“Where Cool Waters Flow” succeeds as a snapshot of a life that few still live, in a place that few really know well. Spencer tells you how people ended up in Grand Lake Stream in the first place. He tells you why some stayed. And he shows you ample evidence that explains why visitors still flock there during the summer months.
During a Thursday interview, Spencer explained that during his first summer in Grand Lake Stream, he began to witness a phenomenon he’d never seen before. Over the ensuing 36 years, he has watched the same thing happen, time and time again.
“Something that you’re not going to miss as a guide in that area is the reaction of the clientele to coming to Grand Lake Stream, what happens to them,” Spencer said. “It’s not an exaggeration to say that they undergo these huge transformations. And it’s what keeps them coming back. They have these big experiences, they’re sufficiently remote and isolated for it to be, I think, that much more meaningful. And they’re looking to recapture that each time they come back.”
“Where Cool Waters Flow” captures the essence of that feeling, as Spencer takes readers out in his Grand Laker canoe, or onto frozen West Grand Lake for a day of ice fishing.
The book traces a guide’s life over the four seasons of life in a remote Maine town, and touches on many of the sporting activities that clients are able to sample. And it’s the tales about those clients that help the book shine.
The format, Spencer said, was one that he arrived at after discussion with editors at Islandport Press.
“[They suggested] to tell it through [my] real experiences with real people,” Spencer said. “We mutually agreed that that would be the most compelling way to tell the story, and maybe that would get that mystique [of Grand Lake Stream] across.”
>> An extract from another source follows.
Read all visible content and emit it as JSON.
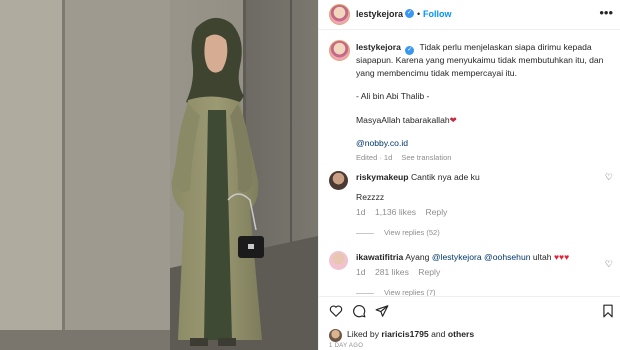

Among the vignettes: TV executives from Boston who come to Grand Lake Stream every year; Wall Street titans who wouldn’t miss their yearly trip; two young children who accompany a guide on a daylong perch-fishing trip and end up with the adventure of a lifetime.
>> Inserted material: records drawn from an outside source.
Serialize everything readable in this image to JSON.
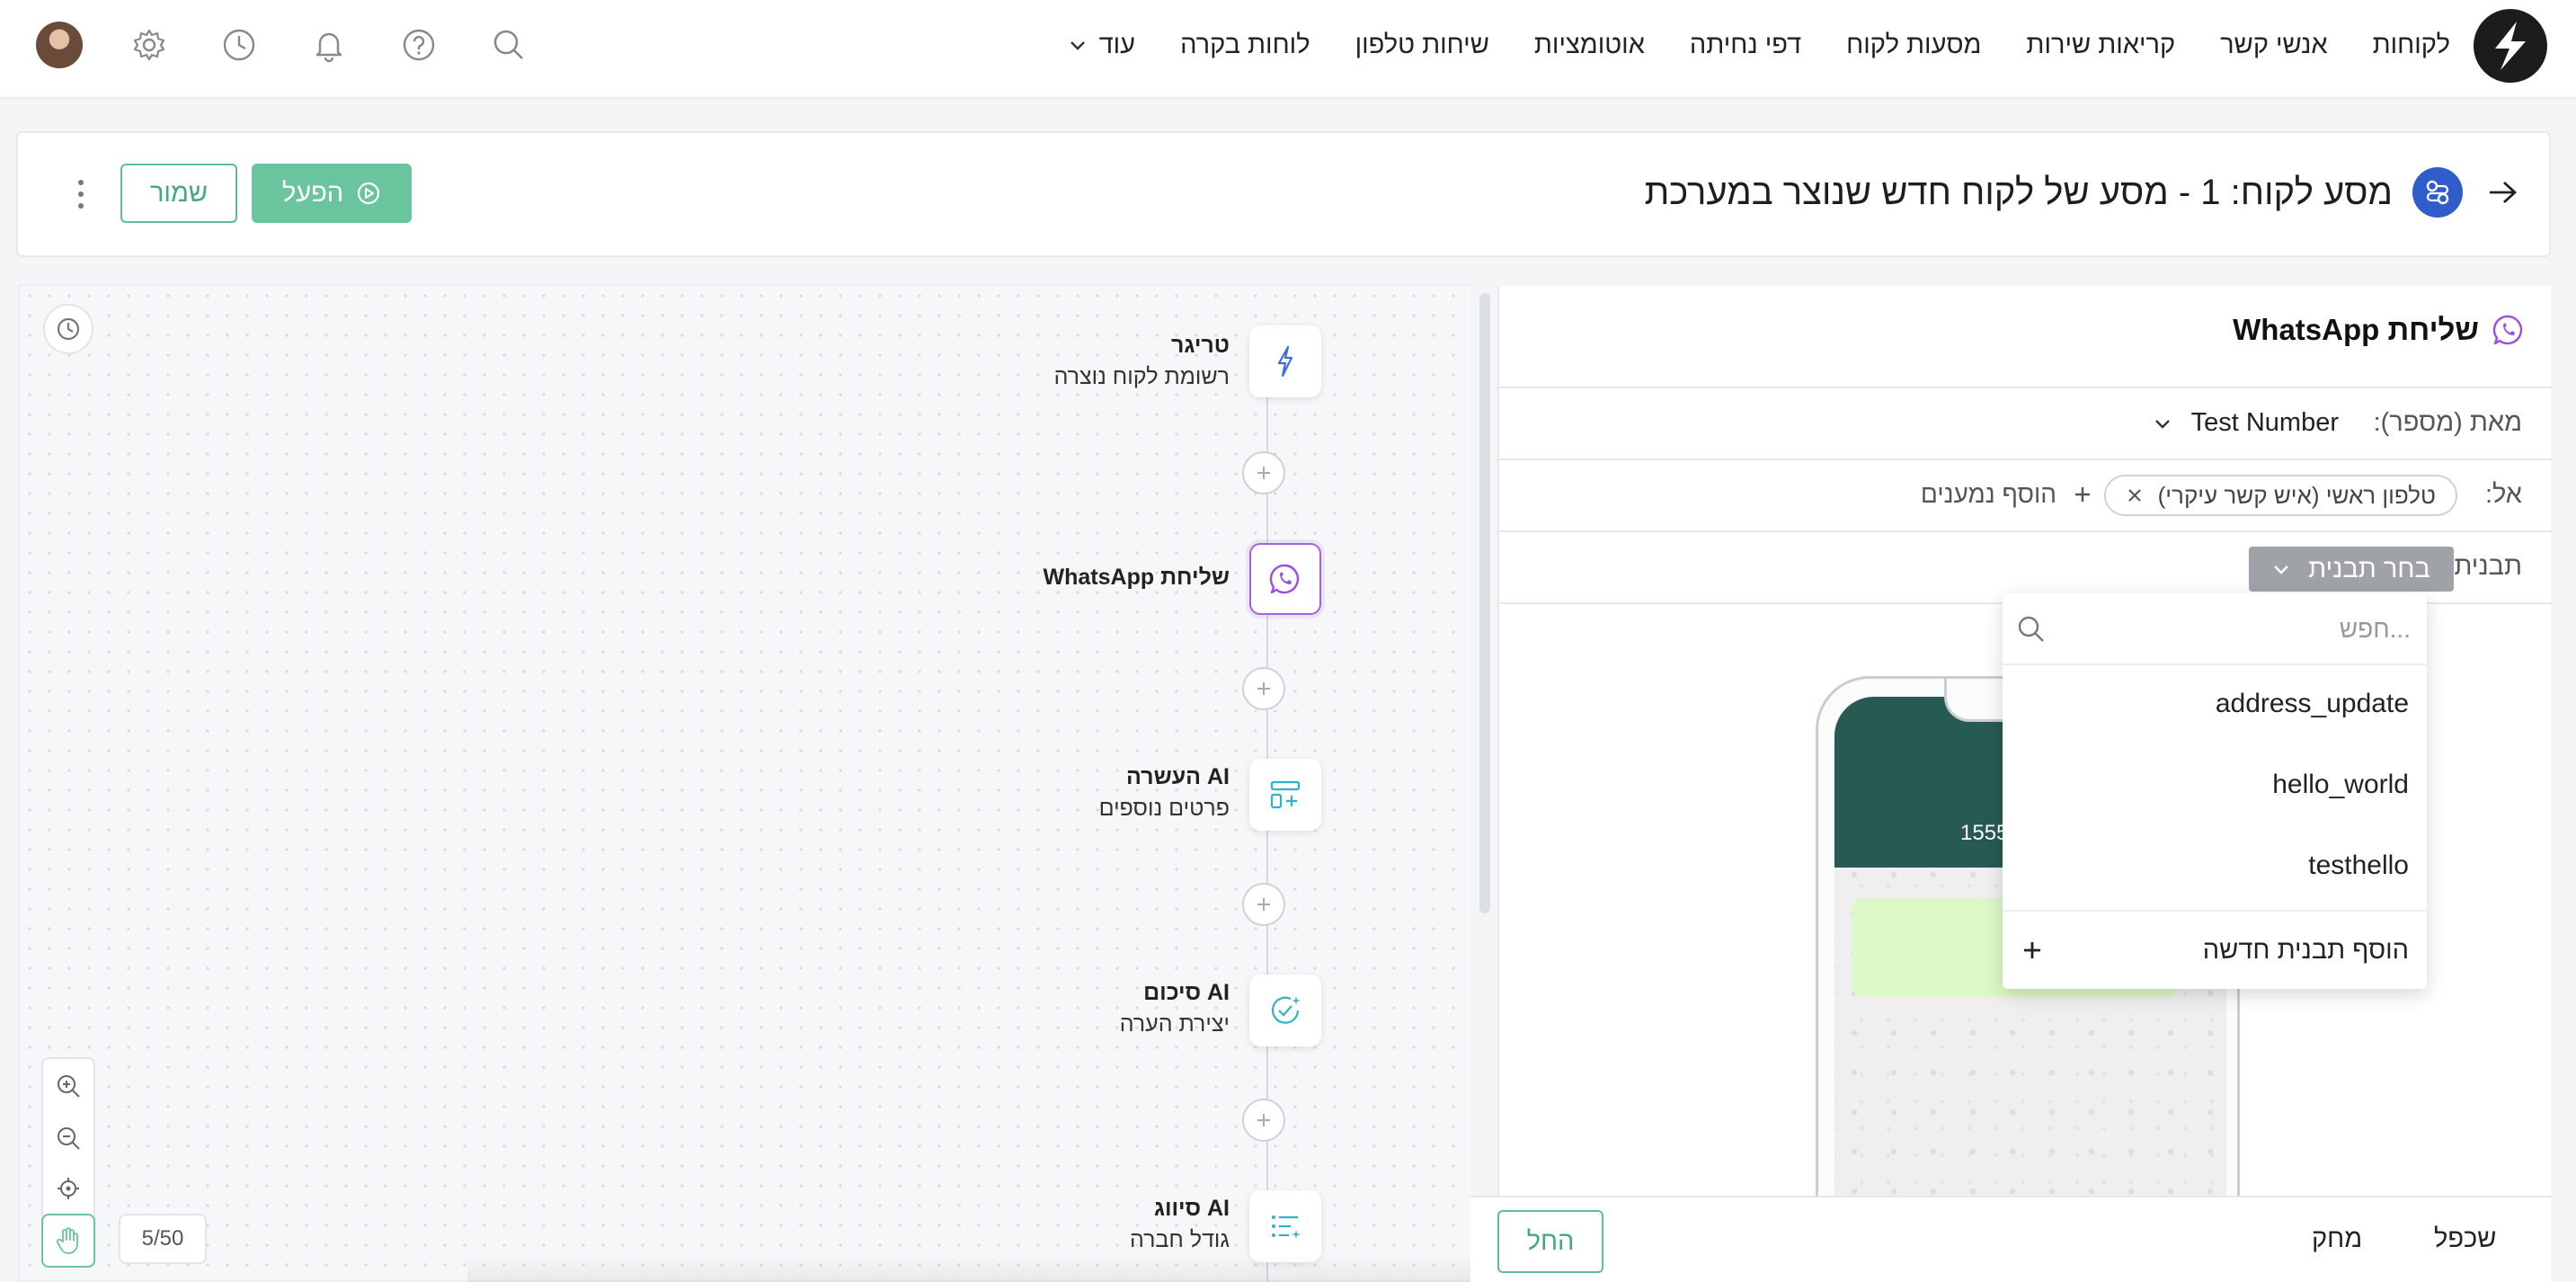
{
  "nav": {
    "items": [
      "לקוחות",
      "אנשי קשר",
      "קריאות שירות",
      "מסעות לקוח",
      "דפי נחיתה",
      "אוטומציות",
      "שיחות טלפון",
      "לוחות בקרה"
    ],
    "more_label": "עוד",
    "icons": [
      "search-icon",
      "help-icon",
      "bell-icon",
      "clock-icon",
      "gear-icon",
      "avatar"
    ]
  },
  "titlebar": {
    "title": "מסע לקוח: 1 - מסע של לקוח חדש שנוצר במערכת",
    "run_label": "הפעל",
    "save_label": "שמור"
  },
  "flow": {
    "nodes": [
      {
        "title": "טריגר",
        "subtitle": "רשומת לקוח נוצרה",
        "icon": "bolt-icon"
      },
      {
        "title": "שליחת WhatsApp",
        "subtitle": "",
        "icon": "whatsapp-icon"
      },
      {
        "title": "AI העשרה",
        "subtitle": "פרטים נוספים",
        "icon": "enrich-icon"
      },
      {
        "title": "AI סיכום",
        "subtitle": "יצירת הערה",
        "icon": "summary-icon"
      },
      {
        "title": "AI סיווג",
        "subtitle": "גודל חברה",
        "icon": "classify-icon"
      }
    ],
    "counter": "5/50"
  },
  "panel": {
    "title": "שליחת WhatsApp",
    "from_label": "מאת (מספר):",
    "from_value": "Test Number",
    "to_label": "אל:",
    "to_chip": "טלפון ראשי (איש קשר עיקרי)",
    "add_recipients": "הוסף נמענים",
    "template_label": "תבנית:",
    "template_select": "בחר תבנית",
    "phone_number": "1555"
  },
  "dropdown": {
    "search_placeholder": "חפש...",
    "options": [
      "address_update",
      "hello_world",
      "testhello"
    ],
    "add_label": "הוסף תבנית חדשה"
  },
  "footer": {
    "apply": "החל",
    "delete": "מחק",
    "duplicate": "שכפל"
  },
  "colors": {
    "accent_green": "#6ac49d",
    "whatsapp_purple": "#a561e0",
    "journey_blue": "#2f5dc9",
    "phone_header": "#265a52"
  }
}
In addition, Spencer takes readers to the popular Liar’s Bench at the Pine Tree Store (no trip to town is complete until you’ve stopped by for a cup of coffee and some lively conversation) and offers informative snippets about the varied critters that live in the woods Down East.
Spencer also introduces us (on several occasions) to a mysterious elderly hermit named Drummond Humchuck.
Humchuck is quirky, wise and self-reliant, in true Maine fashion. He lives deep in the woods. He’s either real, or a figment of the writer’s rich imagination.
Spencer, with a grin, isn’t saying. On Thursday, when asked if he wanted to reveal anything more about the colorful character, Spencer said that the Grand Lake Stream landfill manager, Guelie Roberts, says it best in the book:
“When he was once asked on dump day whether he thought Drummond was fact or fiction, he said, ‘Neither.’”
“Where Cool Waters Flow” is a 316-page volume that retails for $15.95. You can likely find it in your local bookstore, or find more information at www.islandportpress.com.
If you’ve never visited Grand Lake Stream, reading this book will likely compel you to do so.
And if you have spent some time fly-fishing the stream, trolling West Grand or casting for bass on one of the other lakes in the area, reading this book will help you appreciate this special place even more.
And that, I figure, is about as good as it gets.